The logbook is a book in which are recorded the state of the wind and weather, the course of the vessel, the distance run daily, latitude, longitude, and any occurrence of importance, whether at sea or at port. Logbooks are all compiled by hand by the captains or an officer.
Logbooks use to have the same standardized format first using handwritten form to create sections, and later in printed pages. In the first and the last pages of the book, the identification data of the ship are mentioned generally: name, type, tonnage, owner, captain, port registry and the unique telegraphic code, validated by the authorities with the note of the exact number of the pages of the book. The logbook had to be compiled once a day and determined the singladura, the day run, from noon to noon. Though navigation or weather information was the core of the logbooks, sometimes the entries also gave information about the ship operation services, daily life, trade routes and the duration of voyage, accidents, illnesses, or deaths. In case of shipwreck, accident or whatever incidence that may occur, the ship logbook was the sine qua non written accepted evidence upon which testimonies had to coincide and legal decisions had to be made.
There is sometimes confusion between Diario de Navegación and another source, the Cuaderno de Bitácola. The latter is the fast register of the daily aspects of navigation, as a draft, that later should be copied in the Diario, which is the formal register of the navigation. Leaving apart legal and administrative consideration, both contain similar information for the researcher. Moreover, as different countries have the same kind of Diario with slight differences, we can use the term logbook to include any variety of this source.

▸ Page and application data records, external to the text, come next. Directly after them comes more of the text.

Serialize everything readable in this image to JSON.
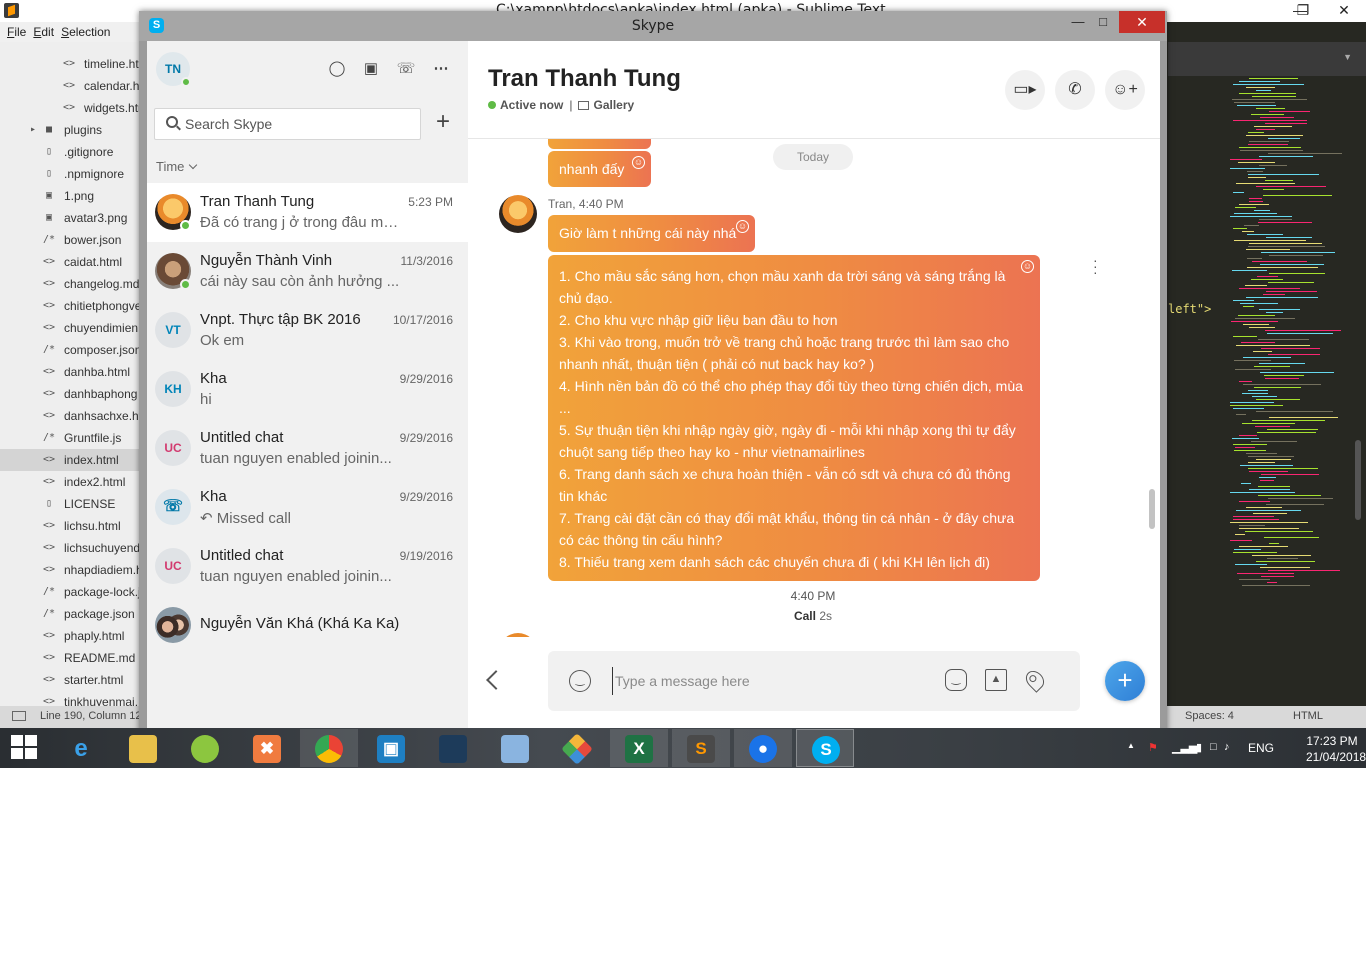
{
  "sublime": {
    "title": "C:\\xampp\\htdocs\\apka\\index.html (apka) - Sublime Text",
    "menu": [
      "File",
      "Edit",
      "Selection"
    ],
    "status_line": "Line 190, Column 12",
    "status_spaces": "Spaces: 4",
    "status_syntax": "HTML",
    "code_snippet": "left\">",
    "files": [
      {
        "icon": "<>",
        "name": "timeline.html"
      },
      {
        "icon": "<>",
        "name": "calendar.html"
      },
      {
        "icon": "<>",
        "name": "widgets.html"
      },
      {
        "icon": "folder",
        "name": "plugins"
      },
      {
        "icon": "file",
        "name": ".gitignore"
      },
      {
        "icon": "file",
        "name": ".npmignore"
      },
      {
        "icon": "img",
        "name": "1.png"
      },
      {
        "icon": "img",
        "name": "avatar3.png"
      },
      {
        "icon": "/*",
        "name": "bower.json"
      },
      {
        "icon": "<>",
        "name": "caidat.html"
      },
      {
        "icon": "<>",
        "name": "changelog.md"
      },
      {
        "icon": "<>",
        "name": "chitietphongve"
      },
      {
        "icon": "<>",
        "name": "chuyendimien"
      },
      {
        "icon": "/*",
        "name": "composer.json"
      },
      {
        "icon": "<>",
        "name": "danhba.html"
      },
      {
        "icon": "<>",
        "name": "danhbaphong"
      },
      {
        "icon": "<>",
        "name": "danhsachxe.html"
      },
      {
        "icon": "/*",
        "name": "Gruntfile.js"
      },
      {
        "icon": "<>",
        "name": "index.html"
      },
      {
        "icon": "<>",
        "name": "index2.html"
      },
      {
        "icon": "file",
        "name": "LICENSE"
      },
      {
        "icon": "<>",
        "name": "lichsu.html"
      },
      {
        "icon": "<>",
        "name": "lichsuchuyend"
      },
      {
        "icon": "<>",
        "name": "nhapdiadiem.h"
      },
      {
        "icon": "/*",
        "name": "package-lock.j"
      },
      {
        "icon": "/*",
        "name": "package.json"
      },
      {
        "icon": "<>",
        "name": "phaply.html"
      },
      {
        "icon": "<>",
        "name": "README.md"
      },
      {
        "icon": "<>",
        "name": "starter.html"
      },
      {
        "icon": "<>",
        "name": "tinkhuyenmai."
      }
    ]
  },
  "skype": {
    "window_title": "Skype",
    "me_initials": "TN",
    "search_placeholder": "Search Skype",
    "sort_label": "Time",
    "conversations": [
      {
        "name": "Tran Thanh Tung",
        "preview": "Đã có trang j ở trong đâu mà ...",
        "time": "5:23 PM"
      },
      {
        "name": "Nguyễn Thành Vinh",
        "preview": "cái này sau còn ảnh hưởng ...",
        "time": "11/3/2016"
      },
      {
        "name": "Vnpt. Thực tập BK 2016",
        "preview": "Ok em",
        "time": "10/17/2016",
        "initials": "VT"
      },
      {
        "name": "Kha",
        "preview": "hi",
        "time": "9/29/2016",
        "initials": "KH"
      },
      {
        "name": "Untitled chat",
        "preview": "tuan nguyen enabled joinin...",
        "time": "9/29/2016",
        "initials": "UC"
      },
      {
        "name": "Kha",
        "preview": "Missed call",
        "time": "9/29/2016"
      },
      {
        "name": "Untitled chat",
        "preview": "tuan nguyen enabled joinin...",
        "time": "9/19/2016",
        "initials": "UC"
      },
      {
        "name": "Nguyễn Văn Khá (Khá Ka Ka)"
      }
    ],
    "chat": {
      "contact_name": "Tran Thanh Tung",
      "status": "Active now",
      "gallery": "Gallery",
      "today": "Today",
      "msg_nhanh": "nhanh đấy",
      "meta": "Tran, 4:40 PM",
      "msg_gio": "Giờ làm t những cái này nhá",
      "list_lines": [
        "1. Cho mầu sắc sáng hơn, chọn mầu xanh da trời sáng và sáng trắng là chủ đạo.",
        "2. Cho khu vực nhập giữ liệu ban đầu to hơn",
        "3. Khi vào trong, muốn trở về trang chủ hoặc trang trước thì làm sao cho nhanh nhất, thuận tiện ( phải có nut back hay ko? )",
        "4. Hình nền bản đồ có thể cho phép thay đổi tùy theo từng chiến dịch, mùa ...",
        "5. Sự thuận tiện khi nhập ngày giờ, ngày đi - mỗi khi nhập xong thì tự đẩy chuột sang tiếp theo hay ko - như vietnamairlines",
        "6. Trang danh sách xe chưa hoàn thiện - vẫn có sdt và chưa có đủ thông tin khác",
        "7. Trang cài đặt cần có thay đổi mật khẩu, thông tin cá nhân - ở đây chưa có các thông tin cấu hình?",
        "8. Thiếu trang xem danh sách các chuyến chưa đi ( khi KH lên lịch đi)"
      ],
      "call_time": "4:40 PM",
      "call_label": "Call",
      "call_duration": "2s",
      "compose_placeholder": "Type a message here"
    }
  },
  "taskbar": {
    "lang": "ENG",
    "time": "17:23 PM",
    "date": "21/04/2018"
  },
  "colors": {
    "bubble_start": "#f1a33a",
    "bubble_end": "#ec7352",
    "presence": "#5fbb46",
    "skype_blue": "#00aff0",
    "close_red": "#c7302a"
  }
}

One problem in the analysis of this source is the position of the coordinates due to the meridian used by the captains in different moments. For example, before 1884, when the Greenwich Meridian was adopted, Spanish shipmasters used the Cadiz Meridian. Even before adopting as a meridian Cadiz, it was popular to use a Meridian that goes through El Hierro Island, in the Canary Island, or more rarely Tenerife. To make things more confusing, there were even two different Cadiz meridians. Most of the Spanish logbooks used Cadiz Meridian before 1907. Thus, to normalize Spanish sailing with that of other countries, one must calculate the difference between Cadiz and Greenwich by extracting 6º 17’ 15” when sailing eastward and by adding the same coordinates if sailing westwards from Greenwich.